Hopefully you stuffed some backer-rod in around the window framing gaps and sealed it with a low-expansion foam before stuffing the fiberglass in? Here too a full cavity fill is important to limit the thermal bridging. With the exterior side foam-sealed stuffing those skinny cavities with fiberglass completely with a compression fit. You want to stuff it until it's about as springy as an R13 batt or a little bit denser- nowhere near as loose as an uncompressed R19. When you compress it a bit tighter than an 13 it's R value rises to about R4 per inch, whereas with gaps and low density you'd be lucky to see R2/inch.
Originally Posted by Dana
It's a 20 year old cast iron, fairly high mass and water content boiler. It might short cycle a little bit but probably not all that much.
A simple napkin math calculation that guarantees this boiler will short cycle on a 20' stick, if/when that's the only radiation. The boiler has about 2.1 gallons of water in it (x 8.34= 17.5lbs) and about 225lbs of cast iron (x 0.11= 25lbs of water-equivalent mass). Assuming another gallon, call it two for the radiation loop we're still talking maybe 60lbs of water-mass equivalent. Assuming 20F of differential between the high and low, it takes (60lb x 20F =) 1200 BTU to swing between the high and low limit. Assuming and an emittance of 15,000BTU/hr (750 BTU/foot of baseboard, which it might deliver at 200F) you have about 70,000BTU/hr of boiler excess going into that mass, or about 1200 BTU/minute.
So realistically we are talking one-minute chirps here to feed a 20' zone, on a boiler that is best run at ~10 minutes per burn to hit it's full steady state efficiency. At a load of say 15,000 BTU/hr that's more than 10 short cycles per hour, which is two levels deep into efficiency hell, unless it overlaps calls for heat from the other zones to lengthen the burns.
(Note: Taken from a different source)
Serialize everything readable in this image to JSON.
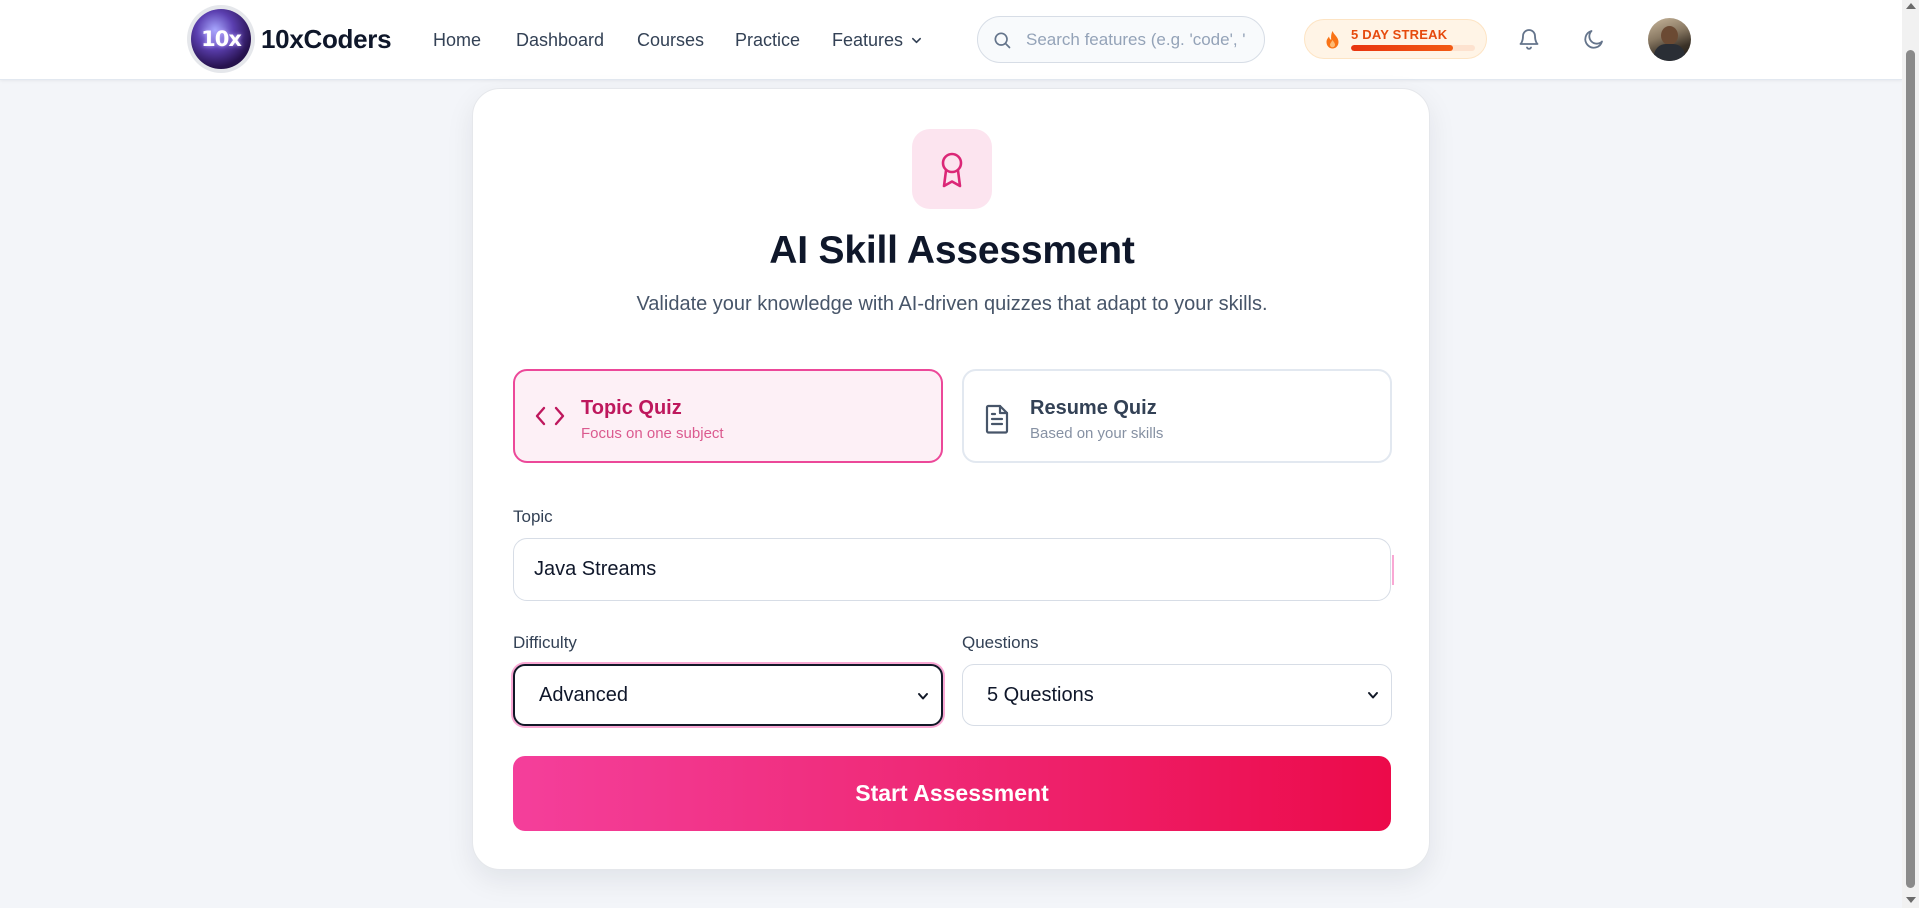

Even with 50' of fin-tube it's still a sub-3 minute burn unless it overlaps a call from another zone, which is still far from ideal, but not any worse than the existing zones.
The only unknowns are the actual heat loads, which will determine whether a short zone would generate enough short-cycles to be an efficiency/longevity issue.
The ~$250 for the "extra" 30' of fin tube at box store pricing to ensure that it's burn cycles are at least as long as on the other zones doesn't really much of a cost-adder, and guaranteed to be more than sufficient radiation for any realistic WAG on the basement's actual heat load for those who can't stand doing math.